**WORK TO COMPLETE**
Give back the full data, unchanged and complete.

**Dataset rows describing interfaces**

* * *

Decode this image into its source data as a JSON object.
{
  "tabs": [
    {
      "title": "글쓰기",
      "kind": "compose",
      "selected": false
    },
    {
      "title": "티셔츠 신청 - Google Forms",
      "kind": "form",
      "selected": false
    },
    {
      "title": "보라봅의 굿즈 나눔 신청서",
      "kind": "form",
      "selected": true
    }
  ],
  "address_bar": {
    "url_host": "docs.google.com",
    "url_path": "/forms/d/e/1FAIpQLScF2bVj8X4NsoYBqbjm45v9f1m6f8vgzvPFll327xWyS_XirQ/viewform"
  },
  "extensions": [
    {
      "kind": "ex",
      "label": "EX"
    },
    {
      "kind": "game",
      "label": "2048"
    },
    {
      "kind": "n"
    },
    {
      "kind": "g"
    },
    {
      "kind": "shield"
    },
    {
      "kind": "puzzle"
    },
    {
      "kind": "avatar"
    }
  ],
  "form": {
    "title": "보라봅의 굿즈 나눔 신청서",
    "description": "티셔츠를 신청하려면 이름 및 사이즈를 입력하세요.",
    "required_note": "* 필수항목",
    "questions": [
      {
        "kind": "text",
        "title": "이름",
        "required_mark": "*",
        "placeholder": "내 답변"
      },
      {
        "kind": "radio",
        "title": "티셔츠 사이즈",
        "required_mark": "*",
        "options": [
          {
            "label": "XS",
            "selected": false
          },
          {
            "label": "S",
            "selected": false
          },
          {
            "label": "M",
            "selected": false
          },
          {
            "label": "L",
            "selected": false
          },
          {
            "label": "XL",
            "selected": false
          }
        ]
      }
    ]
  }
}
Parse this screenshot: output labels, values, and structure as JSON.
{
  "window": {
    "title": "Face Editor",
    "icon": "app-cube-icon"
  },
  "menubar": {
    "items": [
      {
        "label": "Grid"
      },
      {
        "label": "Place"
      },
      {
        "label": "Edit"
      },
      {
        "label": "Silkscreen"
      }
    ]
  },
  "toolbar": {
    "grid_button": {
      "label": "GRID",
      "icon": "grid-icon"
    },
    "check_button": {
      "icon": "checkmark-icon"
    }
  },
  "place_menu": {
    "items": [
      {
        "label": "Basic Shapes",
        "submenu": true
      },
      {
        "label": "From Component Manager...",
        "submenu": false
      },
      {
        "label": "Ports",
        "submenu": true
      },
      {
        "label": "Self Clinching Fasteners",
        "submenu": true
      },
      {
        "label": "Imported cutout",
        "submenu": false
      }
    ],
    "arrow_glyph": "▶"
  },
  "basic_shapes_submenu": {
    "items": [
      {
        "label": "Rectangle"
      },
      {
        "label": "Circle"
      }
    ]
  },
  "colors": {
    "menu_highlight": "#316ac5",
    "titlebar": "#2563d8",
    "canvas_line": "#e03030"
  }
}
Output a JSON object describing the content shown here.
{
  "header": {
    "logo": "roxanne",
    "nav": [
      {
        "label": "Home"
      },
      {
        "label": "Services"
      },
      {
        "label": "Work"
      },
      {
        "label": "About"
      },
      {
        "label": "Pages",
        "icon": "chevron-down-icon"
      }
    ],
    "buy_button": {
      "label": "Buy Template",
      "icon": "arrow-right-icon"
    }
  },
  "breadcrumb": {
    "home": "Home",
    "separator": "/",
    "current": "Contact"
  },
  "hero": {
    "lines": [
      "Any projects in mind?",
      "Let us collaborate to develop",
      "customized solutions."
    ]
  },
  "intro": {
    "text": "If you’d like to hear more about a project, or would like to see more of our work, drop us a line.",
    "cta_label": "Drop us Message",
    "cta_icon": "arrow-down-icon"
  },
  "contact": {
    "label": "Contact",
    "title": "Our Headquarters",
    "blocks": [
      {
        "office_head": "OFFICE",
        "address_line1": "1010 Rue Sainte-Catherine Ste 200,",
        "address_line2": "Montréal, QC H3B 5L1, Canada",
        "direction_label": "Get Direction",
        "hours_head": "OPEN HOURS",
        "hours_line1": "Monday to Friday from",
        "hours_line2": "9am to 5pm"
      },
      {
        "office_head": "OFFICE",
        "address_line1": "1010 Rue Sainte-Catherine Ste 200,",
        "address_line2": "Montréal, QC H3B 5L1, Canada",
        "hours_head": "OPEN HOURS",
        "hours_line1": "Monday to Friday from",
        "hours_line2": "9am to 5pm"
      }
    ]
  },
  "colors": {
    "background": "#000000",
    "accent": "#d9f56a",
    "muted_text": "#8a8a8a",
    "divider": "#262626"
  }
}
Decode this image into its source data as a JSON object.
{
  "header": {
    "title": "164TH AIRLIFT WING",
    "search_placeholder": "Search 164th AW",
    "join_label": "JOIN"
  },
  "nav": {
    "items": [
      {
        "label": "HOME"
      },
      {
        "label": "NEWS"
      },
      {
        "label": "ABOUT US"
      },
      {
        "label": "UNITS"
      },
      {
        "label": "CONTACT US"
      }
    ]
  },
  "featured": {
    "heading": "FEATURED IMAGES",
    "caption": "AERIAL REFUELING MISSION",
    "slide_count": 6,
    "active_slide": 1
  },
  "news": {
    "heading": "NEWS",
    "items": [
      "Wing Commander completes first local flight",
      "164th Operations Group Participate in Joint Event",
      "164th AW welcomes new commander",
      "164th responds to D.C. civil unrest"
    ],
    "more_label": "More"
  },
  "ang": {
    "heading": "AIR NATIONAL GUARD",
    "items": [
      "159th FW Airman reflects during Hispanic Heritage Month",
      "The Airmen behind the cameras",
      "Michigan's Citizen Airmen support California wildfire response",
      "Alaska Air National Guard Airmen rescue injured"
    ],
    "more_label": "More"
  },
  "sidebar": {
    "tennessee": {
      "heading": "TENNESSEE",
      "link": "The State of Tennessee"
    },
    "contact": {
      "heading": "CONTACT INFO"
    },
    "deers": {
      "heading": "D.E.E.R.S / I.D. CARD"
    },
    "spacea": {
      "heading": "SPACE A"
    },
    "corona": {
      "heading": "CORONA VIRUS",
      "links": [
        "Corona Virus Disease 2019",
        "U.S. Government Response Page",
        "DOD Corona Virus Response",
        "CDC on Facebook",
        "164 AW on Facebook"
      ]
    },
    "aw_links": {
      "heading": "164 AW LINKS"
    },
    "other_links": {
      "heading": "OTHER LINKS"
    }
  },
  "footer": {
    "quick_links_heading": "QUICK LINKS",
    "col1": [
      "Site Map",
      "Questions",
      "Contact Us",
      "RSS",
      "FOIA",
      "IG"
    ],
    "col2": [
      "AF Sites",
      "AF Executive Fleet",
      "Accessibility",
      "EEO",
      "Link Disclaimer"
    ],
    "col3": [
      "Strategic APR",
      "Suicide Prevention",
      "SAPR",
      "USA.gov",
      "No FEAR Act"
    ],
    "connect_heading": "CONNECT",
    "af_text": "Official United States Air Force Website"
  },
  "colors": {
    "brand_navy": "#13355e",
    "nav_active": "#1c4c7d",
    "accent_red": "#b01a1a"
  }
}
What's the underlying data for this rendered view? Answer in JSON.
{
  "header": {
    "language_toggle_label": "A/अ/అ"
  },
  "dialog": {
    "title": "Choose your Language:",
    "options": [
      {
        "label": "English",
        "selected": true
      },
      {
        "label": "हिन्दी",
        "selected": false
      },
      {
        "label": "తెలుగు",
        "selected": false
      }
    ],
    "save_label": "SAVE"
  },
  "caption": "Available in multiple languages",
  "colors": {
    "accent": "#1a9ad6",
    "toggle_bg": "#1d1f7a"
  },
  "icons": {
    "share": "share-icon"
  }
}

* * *

**SOLUTION TO THIS TASK**
Decode this image into its source data as a JSON object.
{
  "tabs": [
    {
      "title": "글쓰기",
      "kind": "compose",
      "selected": false
    },
    {
      "title": "티셔츠 신청 - Google Forms",
      "kind": "form",
      "selected": false
    },
    {
      "title": "보라봅의 굿즈 나눔 신청서",
      "kind": "form",
      "selected": true
    }
  ],
  "address_bar": {
    "url_host": "docs.google.com",
    "url_path": "/forms/d/e/1FAIpQLScF2bVj8X4NsoYBqbjm45v9f1m6f8vgzvPFll327xWyS_XirQ/viewform"
  },
  "extensions": [
    {
      "kind": "ex",
      "label": "EX"
    },
    {
      "kind": "game",
      "label": "2048"
    },
    {
      "kind": "n"
    },
    {
      "kind": "g"
    },
    {
      "kind": "shield"
    },
    {
      "kind": "puzzle"
    },
    {
      "kind": "avatar"
    }
  ],
  "form": {
    "title": "보라봅의 굿즈 나눔 신청서",
    "description": "티셔츠를 신청하려면 이름 및 사이즈를 입력하세요.",
    "required_note": "* 필수항목",
    "questions": [
      {
        "kind": "text",
        "title": "이름",
        "required_mark": "*",
        "placeholder": "내 답변"
      },
      {
        "kind": "radio",
        "title": "티셔츠 사이즈",
        "required_mark": "*",
        "options": [
          {
            "label": "XS",
            "selected": false
          },
          {
            "label": "S",
            "selected": false
          },
          {
            "label": "M",
            "selected": false
          },
          {
            "label": "L",
            "selected": false
          },
          {
            "label": "XL",
            "selected": false
          }
        ]
      }
    ]
  }
}
Parse this screenshot: output labels, values, and structure as JSON.
{
  "window": {
    "title": "Face Editor",
    "icon": "app-cube-icon"
  },
  "menubar": {
    "items": [
      {
        "label": "Grid"
      },
      {
        "label": "Place"
      },
      {
        "label": "Edit"
      },
      {
        "label": "Silkscreen"
      }
    ]
  },
  "toolbar": {
    "grid_button": {
      "label": "GRID",
      "icon": "grid-icon"
    },
    "check_button": {
      "icon": "checkmark-icon"
    }
  },
  "place_menu": {
    "items": [
      {
        "label": "Basic Shapes",
        "submenu": true
      },
      {
        "label": "From Component Manager...",
        "submenu": false
      },
      {
        "label": "Ports",
        "submenu": true
      },
      {
        "label": "Self Clinching Fasteners",
        "submenu": true
      },
      {
        "label": "Imported cutout",
        "submenu": false
      }
    ],
    "arrow_glyph": "▶"
  },
  "basic_shapes_submenu": {
    "items": [
      {
        "label": "Rectangle"
      },
      {
        "label": "Circle"
      }
    ]
  },
  "colors": {
    "menu_highlight": "#316ac5",
    "titlebar": "#2563d8",
    "canvas_line": "#e03030"
  }
}
Output a JSON object describing the content shown here.
{
  "header": {
    "logo": "roxanne",
    "nav": [
      {
        "label": "Home"
      },
      {
        "label": "Services"
      },
      {
        "label": "Work"
      },
      {
        "label": "About"
      },
      {
        "label": "Pages",
        "icon": "chevron-down-icon"
      }
    ],
    "buy_button": {
      "label": "Buy Template",
      "icon": "arrow-right-icon"
    }
  },
  "breadcrumb": {
    "home": "Home",
    "separator": "/",
    "current": "Contact"
  },
  "hero": {
    "lines": [
      "Any projects in mind?",
      "Let us collaborate to develop",
      "customized solutions."
    ]
  },
  "intro": {
    "text": "If you’d like to hear more about a project, or would like to see more of our work, drop us a line.",
    "cta_label": "Drop us Message",
    "cta_icon": "arrow-down-icon"
  },
  "contact": {
    "label": "Contact",
    "title": "Our Headquarters",
    "blocks": [
      {
        "office_head": "OFFICE",
        "address_line1": "1010 Rue Sainte-Catherine Ste 200,",
        "address_line2": "Montréal, QC H3B 5L1, Canada",
        "direction_label": "Get Direction",
        "hours_head": "OPEN HOURS",
        "hours_line1": "Monday to Friday from",
        "hours_line2": "9am to 5pm"
      },
      {
        "office_head": "OFFICE",
        "address_line1": "1010 Rue Sainte-Catherine Ste 200,",
        "address_line2": "Montréal, QC H3B 5L1, Canada",
        "hours_head": "OPEN HOURS",
        "hours_line1": "Monday to Friday from",
        "hours_line2": "9am to 5pm"
      }
    ]
  },
  "colors": {
    "background": "#000000",
    "accent": "#d9f56a",
    "muted_text": "#8a8a8a",
    "divider": "#262626"
  }
}
Decode this image into its source data as a JSON object.
{
  "header": {
    "title": "164TH AIRLIFT WING",
    "search_placeholder": "Search 164th AW",
    "join_label": "JOIN"
  },
  "nav": {
    "items": [
      {
        "label": "HOME"
      },
      {
        "label": "NEWS"
      },
      {
        "label": "ABOUT US"
      },
      {
        "label": "UNITS"
      },
      {
        "label": "CONTACT US"
      }
    ]
  },
  "featured": {
    "heading": "FEATURED IMAGES",
    "caption": "AERIAL REFUELING MISSION",
    "slide_count": 6,
    "active_slide": 1
  },
  "news": {
    "heading": "NEWS",
    "items": [
      "Wing Commander completes first local flight",
      "164th Operations Group Participate in Joint Event",
      "164th AW welcomes new commander",
      "164th responds to D.C. civil unrest"
    ],
    "more_label": "More"
  },
  "ang": {
    "heading": "AIR NATIONAL GUARD",
    "items": [
      "159th FW Airman reflects during Hispanic Heritage Month",
      "The Airmen behind the cameras",
      "Michigan's Citizen Airmen support California wildfire response",
      "Alaska Air National Guard Airmen rescue injured"
    ],
    "more_label": "More"
  },
  "sidebar": {
    "tennessee": {
      "heading": "TENNESSEE",
      "link": "The State of Tennessee"
    },
    "contact": {
      "heading": "CONTACT INFO"
    },
    "deers": {
      "heading": "D.E.E.R.S / I.D. CARD"
    },
    "spacea": {
      "heading": "SPACE A"
    },
    "corona": {
      "heading": "CORONA VIRUS",
      "links": [
        "Corona Virus Disease 2019",
        "U.S. Government Response Page",
        "DOD Corona Virus Response",
        "CDC on Facebook",
        "164 AW on Facebook"
      ]
    },
    "aw_links": {
      "heading": "164 AW LINKS"
    },
    "other_links": {
      "heading": "OTHER LINKS"
    }
  },
  "footer": {
    "quick_links_heading": "QUICK LINKS",
    "col1": [
      "Site Map",
      "Questions",
      "Contact Us",
      "RSS",
      "FOIA",
      "IG"
    ],
    "col2": [
      "AF Sites",
      "AF Executive Fleet",
      "Accessibility",
      "EEO",
      "Link Disclaimer"
    ],
    "col3": [
      "Strategic APR",
      "Suicide Prevention",
      "SAPR",
      "USA.gov",
      "No FEAR Act"
    ],
    "connect_heading": "CONNECT",
    "af_text": "Official United States Air Force Website"
  },
  "colors": {
    "brand_navy": "#13355e",
    "nav_active": "#1c4c7d",
    "accent_red": "#b01a1a"
  }
}
What's the underlying data for this rendered view? Answer in JSON.
{
  "header": {
    "language_toggle_label": "A/अ/అ"
  },
  "dialog": {
    "title": "Choose your Language:",
    "options": [
      {
        "label": "English",
        "selected": true
      },
      {
        "label": "हिन्दी",
        "selected": false
      },
      {
        "label": "తెలుగు",
        "selected": false
      }
    ],
    "save_label": "SAVE"
  },
  "caption": "Available in multiple languages",
  "colors": {
    "accent": "#1a9ad6",
    "toggle_bg": "#1d1f7a"
  },
  "icons": {
    "share": "share-icon"
  }
}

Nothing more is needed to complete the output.